By New Times
By Connor Radnovich
By Robrt L. Pela and Amy Silverman
By Ray Stern
By Keegan Hamilton
By Matthew Hendley
By Monica Alonzo
By Monica Alonzo
The function of law enforcement is the prevention of crime and the apprehension of criminals . . . not the manufactur[e] of crime.
--Supreme Court Chief Justice Earl Warren in Sherman v. United States
The butcher is addicted. He loves the AzScam trial. Every morning he arrives early at court.
He finds a seat in the rear row of the courtroom. He nods politely to those around him. He makes certain not to get in anyone's way.
But only the butcher keeps coming. Retired after running his own meat market on the east side of town, he hasn't missed a single day of the five-month trial.
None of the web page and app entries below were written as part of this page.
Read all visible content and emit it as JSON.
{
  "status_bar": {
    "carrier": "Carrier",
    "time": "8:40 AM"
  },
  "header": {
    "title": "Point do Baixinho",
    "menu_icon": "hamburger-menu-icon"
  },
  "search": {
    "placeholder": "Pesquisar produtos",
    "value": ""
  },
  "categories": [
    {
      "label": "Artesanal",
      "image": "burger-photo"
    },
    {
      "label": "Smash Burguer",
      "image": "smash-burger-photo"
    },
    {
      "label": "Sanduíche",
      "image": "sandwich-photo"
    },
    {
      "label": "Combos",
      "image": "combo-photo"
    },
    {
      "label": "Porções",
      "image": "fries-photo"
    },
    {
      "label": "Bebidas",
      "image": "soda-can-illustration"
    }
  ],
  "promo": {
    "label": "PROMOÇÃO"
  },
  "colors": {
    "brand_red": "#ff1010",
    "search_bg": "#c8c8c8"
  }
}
On most days, the courtroom is virtually empty. Former state senator Carolyn Walker and bail bondsman Ron Tapp, targets of the county attorney's sting operation, sit there almost in privacy, as if they were on trial for a traffic violation.
This is strange. Here is a trial that could decide some of the most important criminal issues of the decade, and it has been conducted in seclusion.
The public has lost interest in a case that began with screaming newspaper headlines and concentrated television coverage. Night after night, the television stations ran footage of Walker and Joe Stedino exchanging piles of dollar bills.
Everyone was enthralled. They couldn't get enough of it. Now it is like last season's hit cop show. We all have gone on to newer, glitzier dramas.
Only the butcher remains faithful. He was even on hand the other day when Murray Miller, Walker's lawyer, revealed Walker would not take the stand in her own defense.
"I hoped Carolyn would testify," the butcher said.
He was standing in the corridor outside the court during a recess. Walker didn't take the stand because it would have opened other doors for the prosecution to attack her during cross-examination. "Will Carolyn be found guilty?" a man asked the butcher.
"I really don't know," the butcher said. He shook his head. He smiled sympathetically. Over the months of watching the trial, he has become somewhat supportive of Walker. She has lost everything. Gone is her respected position in the state legislature and her full-time job with the telephone company. The indictment and the videotapes showing her accepting money have changed her life.
Always known as a woman with a sense of humor, the trial has turned her inward. She has been under too much pressure, too long. Never thin, she has gained weight.
"The trial's not over yet," the butcher said. "But if I was a juror, I'd have to consider one thing."
"Carolyn's pockets were empty when she made those visits to see Joe Stedino."
"But when she walked out of his office, she had money in them," the butcher said.
Ortega resigned as police chief and spends his time playing golf. The political career that he kept hinting was his for the asking has not developed.
Romley is running for reelection. But no one is backing him with any enthusiasm. Even among other Republican politicians, Romley has become a sort of pariah.
All that anyone cares about the trial now is whether Walker and Tapp can gain acquittals.
The feeding frenzy is over. One of the things that fed this story was the excitement of seeing a different politician brought before the judge each week. Now all that has died down, and we want to put AzScam behind us.
Most of all, people have grown increasingly uncomfortable with the fact that Romley, the overambitious county attorney, spent more than $1 million to actually create crimes where none existed.
There have been suggestions throughout the trial of the elaborate lifestyle undertaken by AzScam's undercover participants.
There were numerous $200 dinners billed simply as "investigative dinners" and visits to jewelry stores where Joe Stedino, star of the show, purchased gold chains.
When Stedino feared that the undercover car he'd been given to drive had been spotted, Romley's people simply bought him a new one. And during the months of the investigation, Stedino lived above the law.
There was the time that Stedino was picked up by uniformed police officers and found to be carrying two guns. Even though he was a convicted felon, Romley sent the order down to give Stedino his guns back.
Romley held a staff Christmas party at the County Attorney's Office and invited Stedino as a mystery guest. At the height of AzScam, everyone thought that was quite amusing. George Mount, the assistant county attorney in charge of the investigation, started going to Stedino's place for dinner. They became such good friends that Mount told Stedino to lie under oath if Stedino was ever asked about the dinners. When this was made public, Mount was canned. He was not prosecuted, however. How could all this have come to be?
No one ever complained that people were passing laws at the State Capitol because legislators were being paid off.